Pinhead Matt was throwing a 6x Jr in scrambled egg off the bow and was the first to connect with a nice yellow. Cool to see a jig fish start the day. His fish was followed shortly by an angler fishing the dropper and connecting with a nice yellow off the port / stern corner. Unfortunately, in between those initial 2 fish and lunch it was achingly slow. A couple guys hooked up, but ended up losing their fish in the kelp. We were fishing just outside the kelp line and if you didn’t immediately pull on these fish, they found their way into the jungle and weren’t coming back. During the morning session, I had one nibble that I was hoping was the precursor of a biscuit or flattie bite, but it never materialized. There were some other mixed fish that broke up the day…calicos, whitefish, sheephead etc., but most of the anglers seemed to be on an exotic or bust mission and I was one of them.
Gitzem got him

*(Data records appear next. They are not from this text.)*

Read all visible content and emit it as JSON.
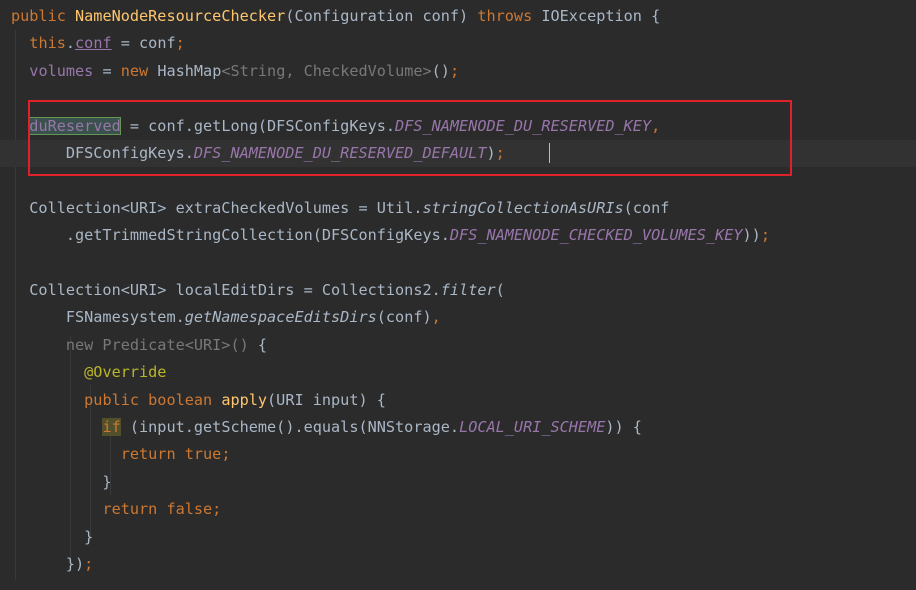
{
  "editor": {
    "lines": [
      {
        "tokens": [
          {
            "t": "public ",
            "c": "kw"
          },
          {
            "t": "NameNodeResourceChecker",
            "c": "fn"
          },
          {
            "t": "(Configuration conf) ",
            "c": "plain"
          },
          {
            "t": "throws ",
            "c": "kw"
          },
          {
            "t": "IOException {",
            "c": "plain"
          }
        ]
      },
      {
        "tokens": [
          {
            "t": "  ",
            "c": "plain"
          },
          {
            "t": "this",
            "c": "kw"
          },
          {
            "t": ".",
            "c": "plain"
          },
          {
            "t": "conf",
            "c": "link"
          },
          {
            "t": " = conf",
            "c": "plain"
          },
          {
            "t": ";",
            "c": "kw"
          }
        ]
      },
      {
        "tokens": [
          {
            "t": "  ",
            "c": "plain"
          },
          {
            "t": "volumes",
            "c": "field"
          },
          {
            "t": " = ",
            "c": "plain"
          },
          {
            "t": "new ",
            "c": "kw"
          },
          {
            "t": "HashMap",
            "c": "plain"
          },
          {
            "t": "<String, CheckedVolume>",
            "c": "grey"
          },
          {
            "t": "()",
            "c": "plain"
          },
          {
            "t": ";",
            "c": "kw"
          }
        ]
      },
      {
        "tokens": []
      },
      {
        "tokens": [
          {
            "t": "  ",
            "c": "plain"
          },
          {
            "t": "duReserved",
            "c": "field hl-var"
          },
          {
            "t": " = conf.getLong(DFSConfigKeys.",
            "c": "plain"
          },
          {
            "t": "DFS_NAMENODE_DU_RESERVED_KEY",
            "c": "sfield"
          },
          {
            "t": ",",
            "c": "kw"
          }
        ]
      },
      {
        "tokens": [
          {
            "t": "      DFSConfigKeys.",
            "c": "plain"
          },
          {
            "t": "DFS_NAMENODE_DU_RESERVED_DEFAULT",
            "c": "sfield"
          },
          {
            "t": ")",
            "c": "plain"
          },
          {
            "t": ";",
            "c": "kw"
          }
        ],
        "caret": true
      },
      {
        "tokens": []
      },
      {
        "tokens": [
          {
            "t": "  Collection<URI> extraCheckedVolumes = Util.",
            "c": "plain"
          },
          {
            "t": "stringCollectionAsURIs",
            "c": "smeth"
          },
          {
            "t": "(conf",
            "c": "plain"
          }
        ]
      },
      {
        "tokens": [
          {
            "t": "      .getTrimmedStringCollection(DFSConfigKeys.",
            "c": "plain"
          },
          {
            "t": "DFS_NAMENODE_CHECKED_VOLUMES_KEY",
            "c": "sfield"
          },
          {
            "t": "))",
            "c": "plain"
          },
          {
            "t": ";",
            "c": "kw"
          }
        ]
      },
      {
        "tokens": []
      },
      {
        "tokens": [
          {
            "t": "  Collection<URI> localEditDirs = Collections2.",
            "c": "plain"
          },
          {
            "t": "filter",
            "c": "smeth"
          },
          {
            "t": "(",
            "c": "plain"
          }
        ]
      },
      {
        "tokens": [
          {
            "t": "      FSNamesystem.",
            "c": "plain"
          },
          {
            "t": "getNamespaceEditsDirs",
            "c": "smeth"
          },
          {
            "t": "(conf)",
            "c": "plain"
          },
          {
            "t": ",",
            "c": "kw"
          }
        ]
      },
      {
        "tokens": [
          {
            "t": "      new Predicate<URI>() ",
            "c": "grey"
          },
          {
            "t": "{",
            "c": "plain"
          }
        ]
      },
      {
        "tokens": [
          {
            "t": "        ",
            "c": "plain"
          },
          {
            "t": "@Override",
            "c": "ann"
          }
        ]
      },
      {
        "tokens": [
          {
            "t": "        ",
            "c": "plain"
          },
          {
            "t": "public boolean ",
            "c": "kw"
          },
          {
            "t": "apply",
            "c": "fn"
          },
          {
            "t": "(URI input) {",
            "c": "plain"
          }
        ]
      },
      {
        "tokens": [
          {
            "t": "          ",
            "c": "plain"
          },
          {
            "t": "if",
            "c": "kw hl-if"
          },
          {
            "t": " (input.getScheme().equals(NNStorage.",
            "c": "plain"
          },
          {
            "t": "LOCAL_URI_SCHEME",
            "c": "sfield"
          },
          {
            "t": ")) {",
            "c": "plain"
          }
        ]
      },
      {
        "tokens": [
          {
            "t": "            ",
            "c": "plain"
          },
          {
            "t": "return true;",
            "c": "kw"
          }
        ]
      },
      {
        "tokens": [
          {
            "t": "          }",
            "c": "plain"
          }
        ]
      },
      {
        "tokens": [
          {
            "t": "          ",
            "c": "plain"
          },
          {
            "t": "return false;",
            "c": "kw"
          }
        ]
      },
      {
        "tokens": [
          {
            "t": "        }",
            "c": "plain"
          }
        ]
      },
      {
        "tokens": [
          {
            "t": "      })",
            "c": "plain"
          },
          {
            "t": ";",
            "c": "kw"
          }
        ]
      }
    ]
  },
  "colors": {
    "background": "#2b2b2b",
    "keyword": "#cc7832",
    "method_decl": "#ffc66d",
    "field": "#9876aa",
    "annotation": "#bbb529",
    "highlight_box": "#e0202a"
  }
}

It was disappointing. I took a lunch break (HINT – the Freedom Burger is definitely the way to go – double meat and cheese, bacon and coming with chips and a soda for $10) and returned to the rail. Fortunately, things started heating up. We started seeing random breezers and someone would score everytime they came through. Then Tommy was yelling off the top deck, “Big school charging us off the port side!” I was fishing on the opposite side and ran over to throw. At that point, I was fishing a 3/8 oz Gitzem leadhead with a live squid on my light setup…Crucial 711H with an Abu Revo Toro 50. Pick pick, but no bite. Meanwhile people were hooking up all around me. Wasn’t feeling it and reeled in to find my bait was gone. It wasn’t long though before Tommy was yelling again …I casted out…same familiar pick, pick, then bang I was on. Fun ride on that light setup. It ran out to sea, so I was confident I could play it a little. I let the rod and drag do their work. When it slowed, I gained some line back. One more run straight down and it was worn out. Robby was next to me and I layed it flat for him to gaff it.
Sunrise in the cove
The day’s output
Jackpot fish approached 20 lbs
We had a little more time to fish after I got my fish, but that afternoon run was pretty much it for the day. I really thought going out that with the conditions and the light load that we would kill it. As it turned out, I felt lucky to get and convert my one opportunity. I also was happy to score a yellow in a new way. So far this year, I’ve caught yellows in 4 different ways…yoyo, surface iron, flylined sardine, and now working a squid mid-water column. The diversity of styles based on time of year, location, conditions etc. to catch yellowtail is one of the reasons why I put it atop the list.
The boat got 12 fish from maybe 8-18 lbs., with probably 4 or 5 lost. Most were caught on the sliding sinker rig, but the jackpot was another jig fish. Not an epic trip, but all but maybe 1 or 2 anglers at least had a chance to get one over the course of the day. Thanks again to Tommy for taking us out and giving us that opportunity. Tight lines!